** Supplied entries follows **

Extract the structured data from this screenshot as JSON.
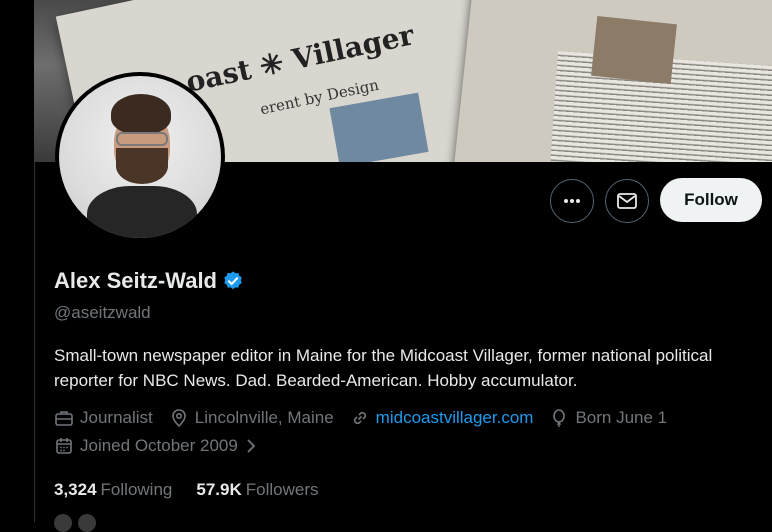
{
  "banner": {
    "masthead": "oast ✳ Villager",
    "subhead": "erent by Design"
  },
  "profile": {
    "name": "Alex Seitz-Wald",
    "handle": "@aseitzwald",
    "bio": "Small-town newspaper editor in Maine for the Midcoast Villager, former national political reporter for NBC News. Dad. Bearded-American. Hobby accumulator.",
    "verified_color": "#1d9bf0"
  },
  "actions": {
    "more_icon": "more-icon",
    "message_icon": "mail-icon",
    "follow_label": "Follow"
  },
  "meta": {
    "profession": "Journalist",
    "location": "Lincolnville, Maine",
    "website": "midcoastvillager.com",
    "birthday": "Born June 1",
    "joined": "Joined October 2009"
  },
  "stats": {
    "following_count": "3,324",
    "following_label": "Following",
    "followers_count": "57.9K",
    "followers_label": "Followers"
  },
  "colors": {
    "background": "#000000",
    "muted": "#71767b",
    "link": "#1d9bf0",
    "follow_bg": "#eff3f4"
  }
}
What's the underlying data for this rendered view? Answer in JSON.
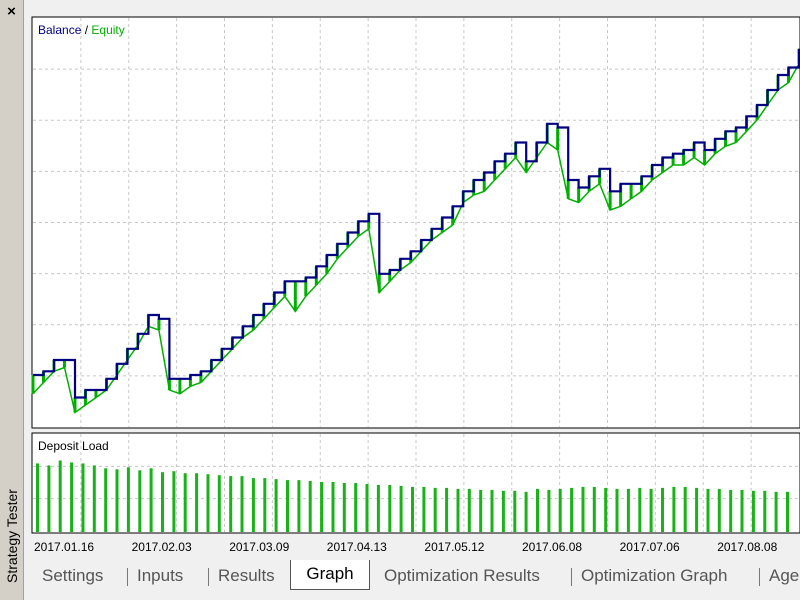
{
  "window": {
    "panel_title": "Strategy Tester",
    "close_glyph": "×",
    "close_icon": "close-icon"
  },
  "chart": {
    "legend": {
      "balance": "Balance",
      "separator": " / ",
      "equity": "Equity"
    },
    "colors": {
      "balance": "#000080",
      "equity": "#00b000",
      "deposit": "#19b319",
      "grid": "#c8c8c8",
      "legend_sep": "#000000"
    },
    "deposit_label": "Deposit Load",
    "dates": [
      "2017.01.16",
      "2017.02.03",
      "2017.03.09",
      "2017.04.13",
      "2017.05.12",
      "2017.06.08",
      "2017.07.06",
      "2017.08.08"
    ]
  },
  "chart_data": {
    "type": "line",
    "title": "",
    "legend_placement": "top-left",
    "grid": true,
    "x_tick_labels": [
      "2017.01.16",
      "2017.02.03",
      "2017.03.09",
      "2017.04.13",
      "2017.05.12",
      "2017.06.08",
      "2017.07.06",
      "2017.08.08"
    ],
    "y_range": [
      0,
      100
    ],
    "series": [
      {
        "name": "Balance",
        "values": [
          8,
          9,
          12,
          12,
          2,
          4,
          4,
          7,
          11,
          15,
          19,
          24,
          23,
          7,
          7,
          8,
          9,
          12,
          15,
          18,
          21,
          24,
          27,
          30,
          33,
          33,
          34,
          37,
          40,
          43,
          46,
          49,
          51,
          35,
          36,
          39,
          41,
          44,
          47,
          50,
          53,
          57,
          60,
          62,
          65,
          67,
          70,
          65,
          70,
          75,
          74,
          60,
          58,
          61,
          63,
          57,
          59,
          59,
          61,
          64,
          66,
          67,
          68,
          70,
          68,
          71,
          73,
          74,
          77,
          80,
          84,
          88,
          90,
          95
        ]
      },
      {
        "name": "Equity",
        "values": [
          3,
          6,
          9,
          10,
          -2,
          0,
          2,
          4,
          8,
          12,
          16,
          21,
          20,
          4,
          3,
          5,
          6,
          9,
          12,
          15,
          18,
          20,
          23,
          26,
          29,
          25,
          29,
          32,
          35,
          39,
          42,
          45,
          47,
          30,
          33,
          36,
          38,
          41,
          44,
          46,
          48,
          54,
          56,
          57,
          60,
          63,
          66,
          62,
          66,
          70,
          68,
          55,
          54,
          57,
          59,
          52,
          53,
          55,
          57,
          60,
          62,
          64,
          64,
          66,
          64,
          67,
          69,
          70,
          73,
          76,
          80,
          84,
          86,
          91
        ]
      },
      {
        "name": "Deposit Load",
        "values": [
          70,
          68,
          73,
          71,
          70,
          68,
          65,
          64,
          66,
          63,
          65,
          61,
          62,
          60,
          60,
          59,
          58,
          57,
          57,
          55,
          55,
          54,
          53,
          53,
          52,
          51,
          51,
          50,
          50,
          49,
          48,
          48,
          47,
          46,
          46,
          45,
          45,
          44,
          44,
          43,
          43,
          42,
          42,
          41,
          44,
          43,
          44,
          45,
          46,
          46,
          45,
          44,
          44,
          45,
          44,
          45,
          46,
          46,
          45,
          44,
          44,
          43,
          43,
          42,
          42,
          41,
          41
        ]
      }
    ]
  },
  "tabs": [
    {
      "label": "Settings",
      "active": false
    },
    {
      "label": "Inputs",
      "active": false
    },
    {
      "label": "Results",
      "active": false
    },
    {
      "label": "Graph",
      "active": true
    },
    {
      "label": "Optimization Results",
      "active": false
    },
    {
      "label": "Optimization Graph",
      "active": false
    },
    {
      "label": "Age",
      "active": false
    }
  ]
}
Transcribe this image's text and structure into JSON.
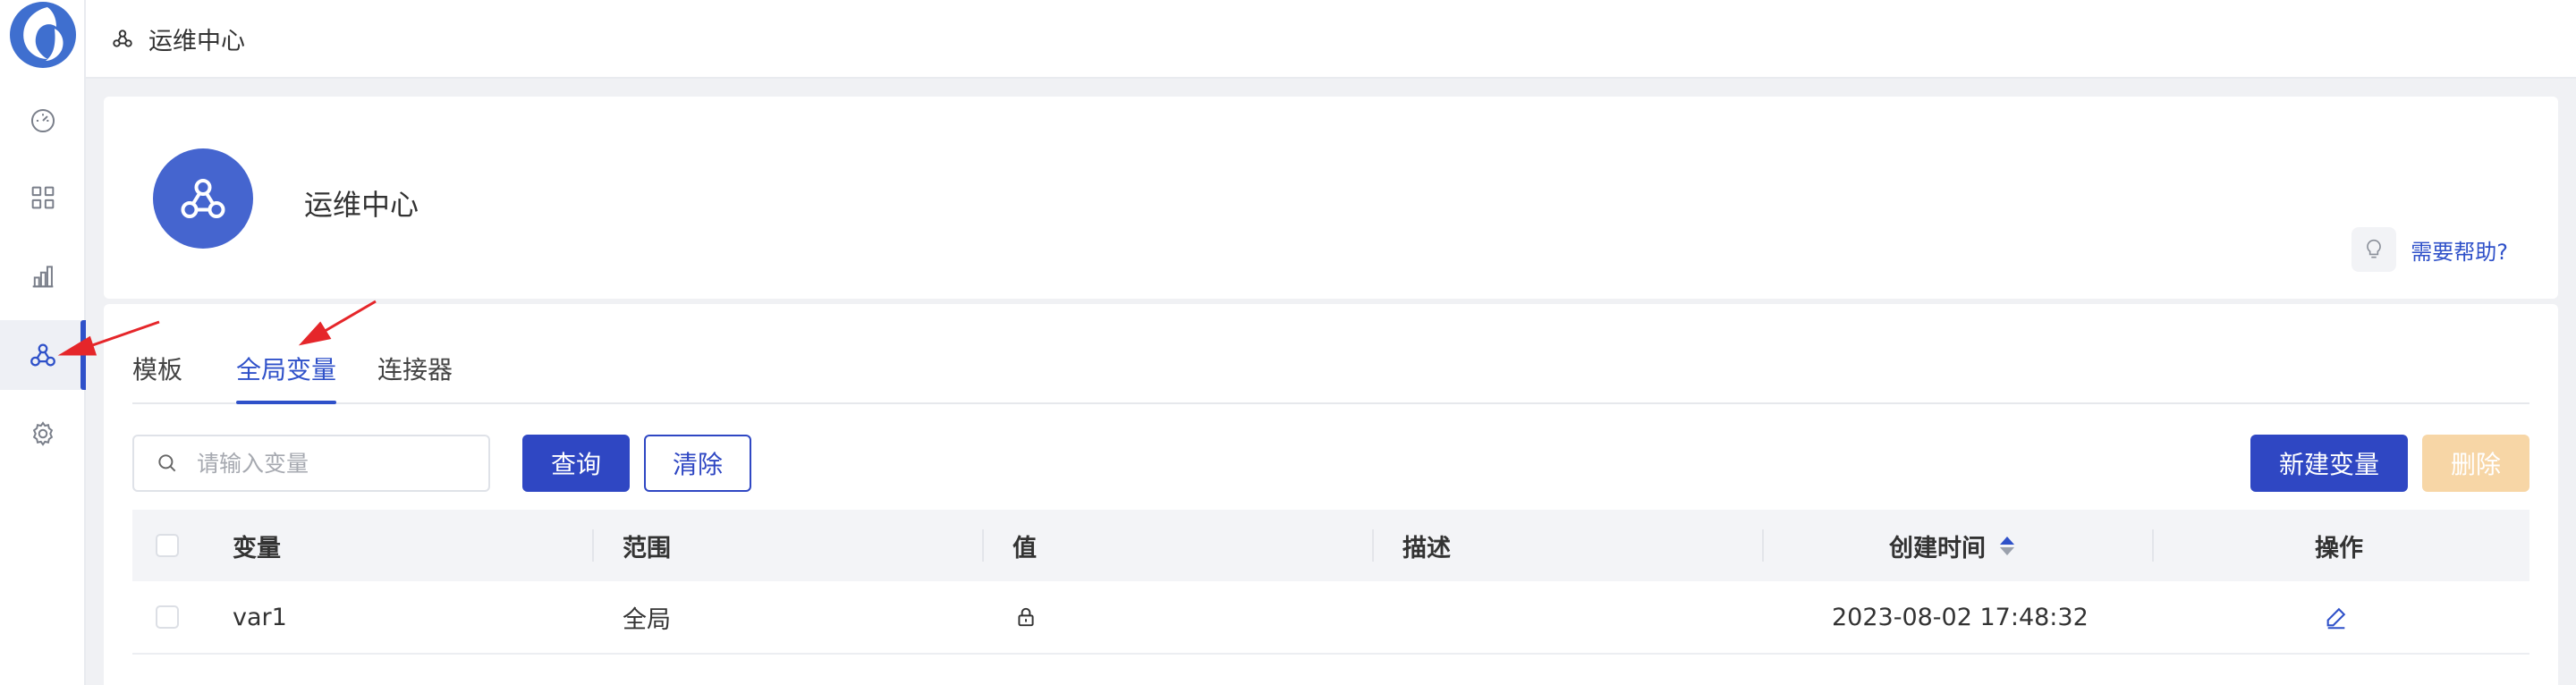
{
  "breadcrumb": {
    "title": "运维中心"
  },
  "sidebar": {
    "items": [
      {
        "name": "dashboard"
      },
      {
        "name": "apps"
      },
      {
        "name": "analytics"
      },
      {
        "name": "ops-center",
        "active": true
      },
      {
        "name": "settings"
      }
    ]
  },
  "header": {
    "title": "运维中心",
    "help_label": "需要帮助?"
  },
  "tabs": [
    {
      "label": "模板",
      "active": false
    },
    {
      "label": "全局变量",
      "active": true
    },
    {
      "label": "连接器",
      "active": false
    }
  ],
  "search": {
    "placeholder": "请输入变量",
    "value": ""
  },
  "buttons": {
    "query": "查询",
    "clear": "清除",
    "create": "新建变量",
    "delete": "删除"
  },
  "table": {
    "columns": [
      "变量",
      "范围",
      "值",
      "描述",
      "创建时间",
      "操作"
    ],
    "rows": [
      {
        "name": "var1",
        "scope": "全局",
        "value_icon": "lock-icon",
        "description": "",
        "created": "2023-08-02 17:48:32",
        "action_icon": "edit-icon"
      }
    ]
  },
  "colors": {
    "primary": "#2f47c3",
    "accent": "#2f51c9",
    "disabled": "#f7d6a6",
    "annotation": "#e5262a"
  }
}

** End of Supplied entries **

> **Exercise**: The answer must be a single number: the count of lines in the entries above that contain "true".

> **Solution to this problem**: 4